AP-HM/AMU. Des scientifiques marseillais ont découvert que le moustique vecteur du paludisme pouvait transmettre la bactérie Rickettsia felis, responsable en Afrique de fièvres d’origine inconnue. – guatemalt
Ticks Tick Borne Dis. 2016 Feb 8. Molecular Diagnosis of Rickettsia Infection in Patients from Tunisia. Q Fever, Scrub Typhus, and Rickettsial Diseases in Children, Kenya, 2011–2012 - Volume 22, Number 5—May 2016. Author affiliations: Naval Medical Research Center, Silver Spring, Maryland, USA (A.N.
Maina, C.M. CDC EID - Volume 21, Number 4—April 2015 High Seroprevalence of Antibodies against Spotted Fever and Scrub Typhus Bacteria in Patients with Febrile Illness, Kenya.
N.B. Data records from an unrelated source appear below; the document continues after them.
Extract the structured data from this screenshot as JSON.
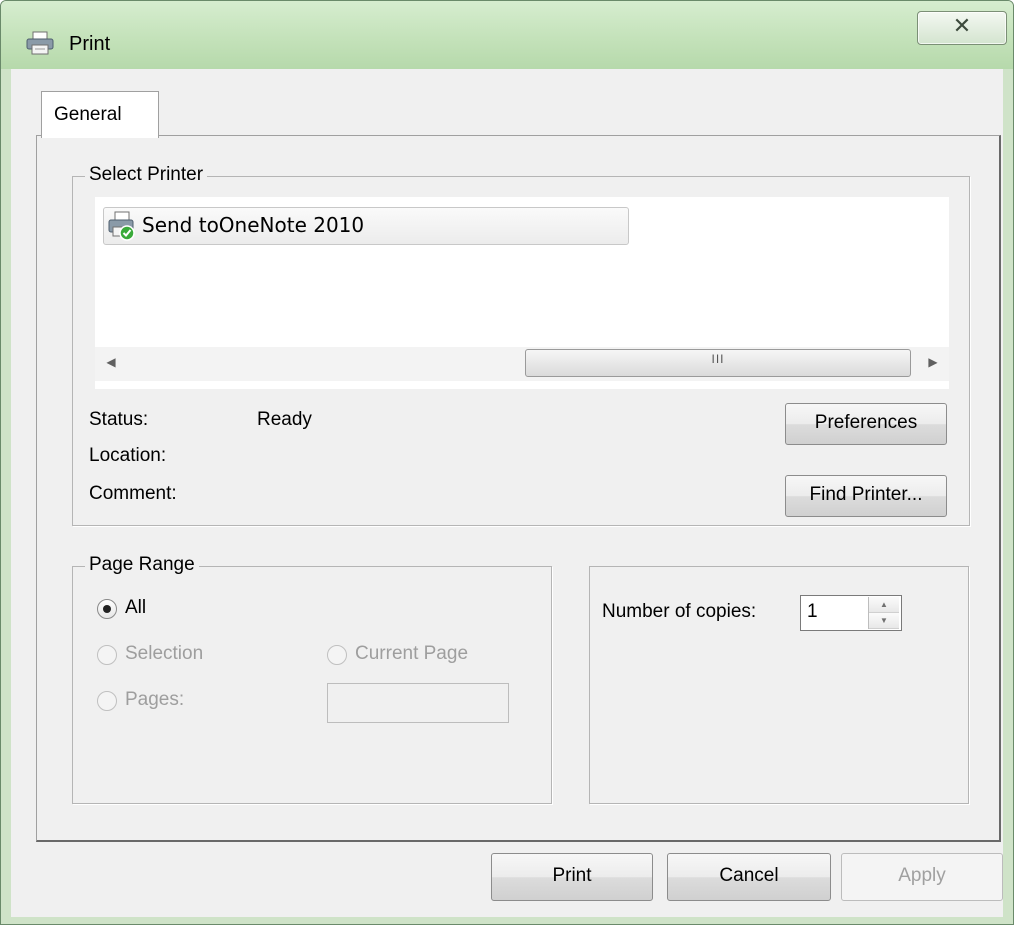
{
  "window": {
    "title": "Print",
    "close_glyph": "✕",
    "title_icon": "printer-icon"
  },
  "tabs": [
    {
      "label": "General",
      "selected": true
    }
  ],
  "select_printer": {
    "legend": "Select Printer",
    "printers": [
      {
        "name": "Send toOneNote 2010",
        "icon": "printer-default-icon",
        "selected": true
      }
    ],
    "scrollbar": {
      "left_glyph": "◀",
      "thumb_glyph": "III",
      "right_glyph": "▶"
    },
    "status_label": "Status:",
    "status_value": "Ready",
    "location_label": "Location:",
    "location_value": "",
    "comment_label": "Comment:",
    "comment_value": "",
    "preferences_button": "Preferences",
    "find_printer_button": "Find Printer..."
  },
  "page_range": {
    "legend": "Page Range",
    "options": {
      "all": "All",
      "selection": "Selection",
      "current_page": "Current Page",
      "pages": "Pages:"
    },
    "selected": "all",
    "pages_value": ""
  },
  "copies": {
    "label": "Number of copies:",
    "value": "1"
  },
  "footer": {
    "print_button": "Print",
    "cancel_button": "Cancel",
    "apply_button": "Apply"
  }
}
Author affiliations: Walter Reed Project/Kenya Medical Research Institute, Kisumu, Kenya (J.W.
Thiga, B.K. Mutai, W.K. PARASITES AND VECTORS 31/12/13 Multispacer typing of Rickettsia isolates from humans and ticks in Tunisia revealing new genotypes. CDC EID - NOV 2013 - Common Epidemiology of Rickettsia felis Infection and Malaria, Africa. PARASITES & VECTORS 22/09/14 First molecular detection of Rickettsia africae in ticks from the Union of the Comoros. CDC EID - Volume 20, Number 10—October 2014. Au sommaire notamment: Borrelia garinii and Rickettsia monacensis in Ixodes ricinus Ticks, Algeria. Suggested citation for this article To the Editor: Lyme disease (Lyme borreliosis) is caused by a group of related spirochetes (Borrelia burgdorferi sensu lato) that include ≥11 species (1).
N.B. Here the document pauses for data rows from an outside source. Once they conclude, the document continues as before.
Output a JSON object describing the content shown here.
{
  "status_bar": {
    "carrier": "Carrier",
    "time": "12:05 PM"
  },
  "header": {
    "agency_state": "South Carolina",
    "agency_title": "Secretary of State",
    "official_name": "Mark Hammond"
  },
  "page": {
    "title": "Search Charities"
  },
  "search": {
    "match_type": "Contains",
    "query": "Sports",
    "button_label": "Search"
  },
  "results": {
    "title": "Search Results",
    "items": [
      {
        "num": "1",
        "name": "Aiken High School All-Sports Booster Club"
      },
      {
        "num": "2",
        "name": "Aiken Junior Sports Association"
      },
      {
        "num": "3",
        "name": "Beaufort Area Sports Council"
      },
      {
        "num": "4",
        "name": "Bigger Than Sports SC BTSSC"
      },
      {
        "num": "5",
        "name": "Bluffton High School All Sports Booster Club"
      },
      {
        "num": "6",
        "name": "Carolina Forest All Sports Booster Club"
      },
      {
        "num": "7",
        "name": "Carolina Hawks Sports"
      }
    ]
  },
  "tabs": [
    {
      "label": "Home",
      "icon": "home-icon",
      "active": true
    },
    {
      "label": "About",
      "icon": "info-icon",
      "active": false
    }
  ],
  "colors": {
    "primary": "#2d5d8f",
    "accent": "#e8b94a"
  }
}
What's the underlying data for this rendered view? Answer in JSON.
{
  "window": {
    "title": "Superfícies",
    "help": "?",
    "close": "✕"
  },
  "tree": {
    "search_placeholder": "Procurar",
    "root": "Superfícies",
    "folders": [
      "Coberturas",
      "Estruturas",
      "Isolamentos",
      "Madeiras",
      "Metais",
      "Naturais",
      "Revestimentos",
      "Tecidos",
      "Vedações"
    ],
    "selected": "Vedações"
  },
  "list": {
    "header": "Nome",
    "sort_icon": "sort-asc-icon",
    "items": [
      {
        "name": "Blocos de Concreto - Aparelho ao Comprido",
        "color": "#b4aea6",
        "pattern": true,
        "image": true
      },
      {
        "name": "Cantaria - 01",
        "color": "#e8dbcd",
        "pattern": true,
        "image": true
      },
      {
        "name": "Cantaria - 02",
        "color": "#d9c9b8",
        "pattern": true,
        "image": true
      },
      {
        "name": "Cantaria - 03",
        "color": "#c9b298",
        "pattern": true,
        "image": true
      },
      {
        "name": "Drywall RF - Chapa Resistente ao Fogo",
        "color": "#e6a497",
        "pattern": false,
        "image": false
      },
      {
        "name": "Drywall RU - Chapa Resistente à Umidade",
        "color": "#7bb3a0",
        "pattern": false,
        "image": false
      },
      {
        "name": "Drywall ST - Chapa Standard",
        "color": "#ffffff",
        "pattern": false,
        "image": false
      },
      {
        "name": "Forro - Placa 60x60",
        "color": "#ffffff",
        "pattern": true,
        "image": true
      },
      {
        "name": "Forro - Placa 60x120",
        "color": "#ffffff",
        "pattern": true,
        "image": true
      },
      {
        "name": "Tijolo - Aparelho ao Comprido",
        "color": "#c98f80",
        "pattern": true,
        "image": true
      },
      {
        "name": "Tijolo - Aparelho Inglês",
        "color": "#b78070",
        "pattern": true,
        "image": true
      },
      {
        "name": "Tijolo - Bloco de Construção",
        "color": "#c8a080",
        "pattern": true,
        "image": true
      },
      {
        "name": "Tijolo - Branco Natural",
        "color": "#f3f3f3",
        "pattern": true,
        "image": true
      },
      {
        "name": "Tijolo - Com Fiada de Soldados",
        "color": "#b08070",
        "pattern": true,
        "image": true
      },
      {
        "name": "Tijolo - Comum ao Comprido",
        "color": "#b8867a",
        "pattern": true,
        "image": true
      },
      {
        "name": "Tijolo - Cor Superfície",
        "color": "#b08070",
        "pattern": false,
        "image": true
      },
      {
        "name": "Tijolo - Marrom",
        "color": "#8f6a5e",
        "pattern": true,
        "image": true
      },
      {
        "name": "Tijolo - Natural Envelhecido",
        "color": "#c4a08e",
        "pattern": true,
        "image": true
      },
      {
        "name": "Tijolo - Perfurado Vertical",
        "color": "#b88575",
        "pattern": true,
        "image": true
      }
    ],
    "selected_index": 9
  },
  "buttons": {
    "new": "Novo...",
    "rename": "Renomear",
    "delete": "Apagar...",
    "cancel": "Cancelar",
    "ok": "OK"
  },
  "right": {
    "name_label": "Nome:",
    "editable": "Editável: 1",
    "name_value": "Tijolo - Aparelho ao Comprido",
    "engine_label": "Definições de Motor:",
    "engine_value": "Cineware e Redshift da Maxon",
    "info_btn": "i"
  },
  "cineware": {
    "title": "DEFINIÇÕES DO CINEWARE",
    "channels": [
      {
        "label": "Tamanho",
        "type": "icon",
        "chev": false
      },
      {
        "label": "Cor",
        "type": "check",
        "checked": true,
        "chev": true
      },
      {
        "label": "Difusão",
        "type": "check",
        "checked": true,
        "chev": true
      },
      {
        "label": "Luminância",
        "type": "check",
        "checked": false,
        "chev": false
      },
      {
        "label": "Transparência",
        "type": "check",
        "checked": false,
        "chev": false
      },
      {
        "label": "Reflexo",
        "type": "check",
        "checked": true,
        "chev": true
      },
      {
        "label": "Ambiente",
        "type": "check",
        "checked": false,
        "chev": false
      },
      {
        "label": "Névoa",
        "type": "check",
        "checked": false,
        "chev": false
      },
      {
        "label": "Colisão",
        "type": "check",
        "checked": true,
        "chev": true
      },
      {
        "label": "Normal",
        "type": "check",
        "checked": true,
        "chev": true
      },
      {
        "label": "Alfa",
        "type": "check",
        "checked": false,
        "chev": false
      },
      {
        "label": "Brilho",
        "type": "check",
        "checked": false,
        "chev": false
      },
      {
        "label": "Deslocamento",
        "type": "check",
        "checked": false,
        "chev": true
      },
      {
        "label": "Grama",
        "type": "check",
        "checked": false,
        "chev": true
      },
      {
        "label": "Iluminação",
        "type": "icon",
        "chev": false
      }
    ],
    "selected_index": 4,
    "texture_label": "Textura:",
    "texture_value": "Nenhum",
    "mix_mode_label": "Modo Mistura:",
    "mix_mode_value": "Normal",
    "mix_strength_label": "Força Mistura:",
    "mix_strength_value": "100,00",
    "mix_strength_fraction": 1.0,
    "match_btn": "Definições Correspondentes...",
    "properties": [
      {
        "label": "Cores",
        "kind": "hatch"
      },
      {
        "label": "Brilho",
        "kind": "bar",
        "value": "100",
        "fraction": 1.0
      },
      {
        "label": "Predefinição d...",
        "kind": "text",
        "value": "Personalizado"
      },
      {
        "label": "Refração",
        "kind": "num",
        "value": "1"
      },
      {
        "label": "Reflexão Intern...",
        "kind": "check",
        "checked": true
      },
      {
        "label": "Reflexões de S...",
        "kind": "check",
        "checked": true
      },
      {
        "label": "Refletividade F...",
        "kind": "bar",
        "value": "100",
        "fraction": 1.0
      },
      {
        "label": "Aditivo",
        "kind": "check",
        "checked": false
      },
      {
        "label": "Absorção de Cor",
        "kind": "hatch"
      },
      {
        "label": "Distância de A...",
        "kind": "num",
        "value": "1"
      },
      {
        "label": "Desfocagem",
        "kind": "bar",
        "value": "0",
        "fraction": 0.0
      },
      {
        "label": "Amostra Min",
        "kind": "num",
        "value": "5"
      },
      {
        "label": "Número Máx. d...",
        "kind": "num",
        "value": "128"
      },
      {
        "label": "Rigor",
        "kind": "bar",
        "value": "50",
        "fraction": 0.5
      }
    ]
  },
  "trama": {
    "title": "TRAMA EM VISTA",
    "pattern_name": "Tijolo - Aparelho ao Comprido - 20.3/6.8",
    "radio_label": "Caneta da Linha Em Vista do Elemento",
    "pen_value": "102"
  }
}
In northern Africa, the main vector of Lyme disease in Europe (Ixodes ricinus ticks) is also present, and this disease has been suspected to be present in this region of Africa (2). Twenty-one cases of Lyme disease were reported in Algiers, Algeria, during 1996–1999 (3). However, these cases were diagnosed by detection of only serum antibodies against B. burgdorferi by ELISA without confirmation by Western blotting. CDC EID - Volume 21, Number 2—February 2015 Novel Candidatus Rickettsia Species Detected in Nostril Tick from Human, Gabon, 2014. Author affiliations: University Hospital Ramón y Cajal, Madrid, Spain (R.
Lopez-Velez, F.F. Norman, J.A. Pérez-Molina); Hospital San Pedro–Center of Biomedical Research of La Rioja, Logroño, Spain (A.M. Palomar, J.A. Oteo, A. Suggested citation for this article Abstract. CDC EID - MARS 2010 – Rickettsia africae, Westen Africa. CDC EID - JANV 2011 - Emergence of Rickettsia africae, Oceania. Author affiliations: Author affiliations: Université de la Méditerranée, Marseille, France (C. Eldin, O. Mediannikov, B. Davoust, D. Raoult, P. Parola); French Army Health Service, Marseille (B. Suggested citation for this article Abstract. CDC EID JUILLET 2008 Spotted Fever Group Rickettsiae in Ticks, Morocco.